● What to work on:
Scan the material below for the string "true". Report every line that has it.

● Information provided:
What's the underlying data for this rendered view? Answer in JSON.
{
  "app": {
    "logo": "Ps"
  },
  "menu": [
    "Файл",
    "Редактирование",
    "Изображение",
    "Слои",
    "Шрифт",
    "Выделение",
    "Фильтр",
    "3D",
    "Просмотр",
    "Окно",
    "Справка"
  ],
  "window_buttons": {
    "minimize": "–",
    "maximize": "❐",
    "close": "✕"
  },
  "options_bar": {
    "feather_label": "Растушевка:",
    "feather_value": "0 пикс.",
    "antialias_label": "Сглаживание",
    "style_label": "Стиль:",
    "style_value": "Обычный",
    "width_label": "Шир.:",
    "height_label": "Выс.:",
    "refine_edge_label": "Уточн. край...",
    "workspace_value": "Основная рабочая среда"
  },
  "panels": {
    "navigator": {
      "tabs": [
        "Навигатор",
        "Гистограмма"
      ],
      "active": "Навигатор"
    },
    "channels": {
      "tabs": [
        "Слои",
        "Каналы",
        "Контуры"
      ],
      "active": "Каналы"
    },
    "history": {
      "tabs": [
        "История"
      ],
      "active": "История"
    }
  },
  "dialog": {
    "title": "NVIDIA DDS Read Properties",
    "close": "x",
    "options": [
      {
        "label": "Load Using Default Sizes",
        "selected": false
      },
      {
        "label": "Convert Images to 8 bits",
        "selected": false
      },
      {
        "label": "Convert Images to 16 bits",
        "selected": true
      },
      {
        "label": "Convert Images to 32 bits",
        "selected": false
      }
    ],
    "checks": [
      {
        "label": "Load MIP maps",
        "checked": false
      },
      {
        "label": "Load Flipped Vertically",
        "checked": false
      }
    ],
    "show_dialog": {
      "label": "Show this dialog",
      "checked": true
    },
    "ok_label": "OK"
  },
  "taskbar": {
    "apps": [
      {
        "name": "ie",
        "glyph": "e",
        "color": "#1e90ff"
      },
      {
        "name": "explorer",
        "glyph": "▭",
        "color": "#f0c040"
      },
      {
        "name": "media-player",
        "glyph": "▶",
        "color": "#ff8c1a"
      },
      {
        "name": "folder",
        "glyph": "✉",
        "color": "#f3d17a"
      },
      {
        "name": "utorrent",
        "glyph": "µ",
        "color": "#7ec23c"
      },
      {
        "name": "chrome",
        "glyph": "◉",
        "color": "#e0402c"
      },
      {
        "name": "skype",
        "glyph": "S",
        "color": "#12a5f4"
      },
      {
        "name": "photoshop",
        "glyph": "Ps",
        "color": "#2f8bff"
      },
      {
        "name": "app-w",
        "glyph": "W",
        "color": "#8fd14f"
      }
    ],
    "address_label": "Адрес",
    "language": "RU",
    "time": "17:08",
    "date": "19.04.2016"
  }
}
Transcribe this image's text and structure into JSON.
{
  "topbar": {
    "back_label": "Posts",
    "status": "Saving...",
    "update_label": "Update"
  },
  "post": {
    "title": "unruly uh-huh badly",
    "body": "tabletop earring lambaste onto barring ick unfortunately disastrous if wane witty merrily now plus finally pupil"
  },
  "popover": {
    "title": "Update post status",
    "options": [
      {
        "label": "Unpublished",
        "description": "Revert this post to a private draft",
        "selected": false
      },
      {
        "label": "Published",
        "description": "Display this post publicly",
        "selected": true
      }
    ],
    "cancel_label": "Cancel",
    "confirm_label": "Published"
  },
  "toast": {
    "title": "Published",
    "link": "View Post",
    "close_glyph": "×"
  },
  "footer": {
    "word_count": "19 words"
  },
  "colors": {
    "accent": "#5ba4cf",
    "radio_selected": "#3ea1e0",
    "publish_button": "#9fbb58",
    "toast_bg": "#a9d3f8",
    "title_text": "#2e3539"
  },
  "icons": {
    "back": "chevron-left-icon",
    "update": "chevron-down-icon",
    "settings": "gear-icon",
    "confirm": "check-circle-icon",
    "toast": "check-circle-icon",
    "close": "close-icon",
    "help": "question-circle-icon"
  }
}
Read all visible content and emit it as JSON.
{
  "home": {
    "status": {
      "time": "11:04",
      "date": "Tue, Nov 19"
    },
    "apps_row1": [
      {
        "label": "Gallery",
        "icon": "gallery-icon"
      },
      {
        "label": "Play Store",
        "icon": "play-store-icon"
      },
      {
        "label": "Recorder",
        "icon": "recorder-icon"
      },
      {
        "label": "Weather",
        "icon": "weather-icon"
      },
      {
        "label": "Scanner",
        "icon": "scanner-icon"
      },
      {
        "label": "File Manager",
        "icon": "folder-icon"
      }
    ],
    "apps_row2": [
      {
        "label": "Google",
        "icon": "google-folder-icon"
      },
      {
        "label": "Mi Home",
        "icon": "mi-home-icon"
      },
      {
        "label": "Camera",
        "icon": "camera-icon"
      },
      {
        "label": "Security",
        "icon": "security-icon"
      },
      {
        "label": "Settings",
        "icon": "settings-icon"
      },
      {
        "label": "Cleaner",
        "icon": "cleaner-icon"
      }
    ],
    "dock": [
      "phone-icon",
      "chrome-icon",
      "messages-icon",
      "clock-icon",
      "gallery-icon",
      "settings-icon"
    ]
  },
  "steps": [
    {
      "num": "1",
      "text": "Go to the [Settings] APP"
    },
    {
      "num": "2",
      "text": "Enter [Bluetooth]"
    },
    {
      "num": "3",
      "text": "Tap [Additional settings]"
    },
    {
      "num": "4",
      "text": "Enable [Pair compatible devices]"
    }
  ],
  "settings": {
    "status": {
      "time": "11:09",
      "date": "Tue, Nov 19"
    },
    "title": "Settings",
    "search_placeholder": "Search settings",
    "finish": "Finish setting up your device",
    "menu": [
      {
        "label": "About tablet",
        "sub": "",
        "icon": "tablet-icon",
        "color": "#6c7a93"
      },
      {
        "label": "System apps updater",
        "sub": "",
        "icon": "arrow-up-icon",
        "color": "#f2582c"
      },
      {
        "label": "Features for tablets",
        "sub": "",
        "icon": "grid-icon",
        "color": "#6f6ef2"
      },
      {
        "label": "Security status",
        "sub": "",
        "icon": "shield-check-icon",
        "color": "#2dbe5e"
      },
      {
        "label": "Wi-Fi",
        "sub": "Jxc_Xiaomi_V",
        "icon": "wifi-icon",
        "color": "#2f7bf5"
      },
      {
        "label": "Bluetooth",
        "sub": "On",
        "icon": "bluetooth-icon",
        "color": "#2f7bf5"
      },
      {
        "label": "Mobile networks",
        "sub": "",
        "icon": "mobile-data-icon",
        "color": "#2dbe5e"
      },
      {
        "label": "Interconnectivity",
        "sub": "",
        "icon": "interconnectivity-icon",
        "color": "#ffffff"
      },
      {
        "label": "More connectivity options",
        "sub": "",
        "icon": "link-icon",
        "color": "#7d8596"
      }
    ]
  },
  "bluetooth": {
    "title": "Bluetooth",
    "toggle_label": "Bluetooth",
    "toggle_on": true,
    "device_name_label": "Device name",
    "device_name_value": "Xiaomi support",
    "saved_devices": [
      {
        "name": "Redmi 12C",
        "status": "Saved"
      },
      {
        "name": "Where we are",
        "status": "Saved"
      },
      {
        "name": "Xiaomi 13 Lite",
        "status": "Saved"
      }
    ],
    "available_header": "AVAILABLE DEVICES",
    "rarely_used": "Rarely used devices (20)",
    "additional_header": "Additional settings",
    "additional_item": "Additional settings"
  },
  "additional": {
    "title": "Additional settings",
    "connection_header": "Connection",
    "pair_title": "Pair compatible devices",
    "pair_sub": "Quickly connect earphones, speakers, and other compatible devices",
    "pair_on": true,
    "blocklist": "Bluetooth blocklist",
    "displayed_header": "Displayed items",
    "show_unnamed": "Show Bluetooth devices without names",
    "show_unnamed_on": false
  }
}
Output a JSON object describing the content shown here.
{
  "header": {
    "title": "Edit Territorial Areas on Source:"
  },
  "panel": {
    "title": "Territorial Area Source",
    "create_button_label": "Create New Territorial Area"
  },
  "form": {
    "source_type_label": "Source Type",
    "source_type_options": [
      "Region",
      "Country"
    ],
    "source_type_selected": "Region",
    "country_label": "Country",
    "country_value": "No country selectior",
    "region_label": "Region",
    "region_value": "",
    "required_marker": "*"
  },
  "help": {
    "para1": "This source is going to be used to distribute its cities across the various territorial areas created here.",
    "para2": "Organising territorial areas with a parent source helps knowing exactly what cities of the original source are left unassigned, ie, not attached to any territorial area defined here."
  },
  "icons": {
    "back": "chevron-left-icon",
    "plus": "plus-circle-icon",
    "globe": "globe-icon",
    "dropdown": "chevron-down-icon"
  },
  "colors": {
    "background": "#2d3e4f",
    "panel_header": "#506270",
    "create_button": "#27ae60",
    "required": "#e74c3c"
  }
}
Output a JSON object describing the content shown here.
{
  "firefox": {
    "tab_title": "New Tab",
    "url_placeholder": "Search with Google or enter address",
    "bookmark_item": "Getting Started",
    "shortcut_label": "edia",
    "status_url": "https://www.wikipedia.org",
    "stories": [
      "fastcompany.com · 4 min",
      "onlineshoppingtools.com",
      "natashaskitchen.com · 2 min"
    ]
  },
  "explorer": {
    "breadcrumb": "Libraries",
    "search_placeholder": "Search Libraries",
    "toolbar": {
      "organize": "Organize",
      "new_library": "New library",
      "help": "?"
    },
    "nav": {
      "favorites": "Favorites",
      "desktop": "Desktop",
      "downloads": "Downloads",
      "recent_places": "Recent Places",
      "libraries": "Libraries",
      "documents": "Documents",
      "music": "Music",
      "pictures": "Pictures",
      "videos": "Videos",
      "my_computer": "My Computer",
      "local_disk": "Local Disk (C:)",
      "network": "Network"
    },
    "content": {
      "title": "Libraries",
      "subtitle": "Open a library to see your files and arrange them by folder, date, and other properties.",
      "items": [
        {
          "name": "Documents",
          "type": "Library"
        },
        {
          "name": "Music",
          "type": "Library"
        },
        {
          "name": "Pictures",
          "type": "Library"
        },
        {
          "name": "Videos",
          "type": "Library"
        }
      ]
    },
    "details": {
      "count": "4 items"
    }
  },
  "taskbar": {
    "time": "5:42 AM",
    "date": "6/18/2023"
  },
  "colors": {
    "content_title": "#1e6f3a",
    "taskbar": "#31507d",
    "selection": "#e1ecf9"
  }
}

● Exercise answer:
        "selected": true
      "checked": true
        "selected": true
    "toggle_on": true,
    "pair_on": true,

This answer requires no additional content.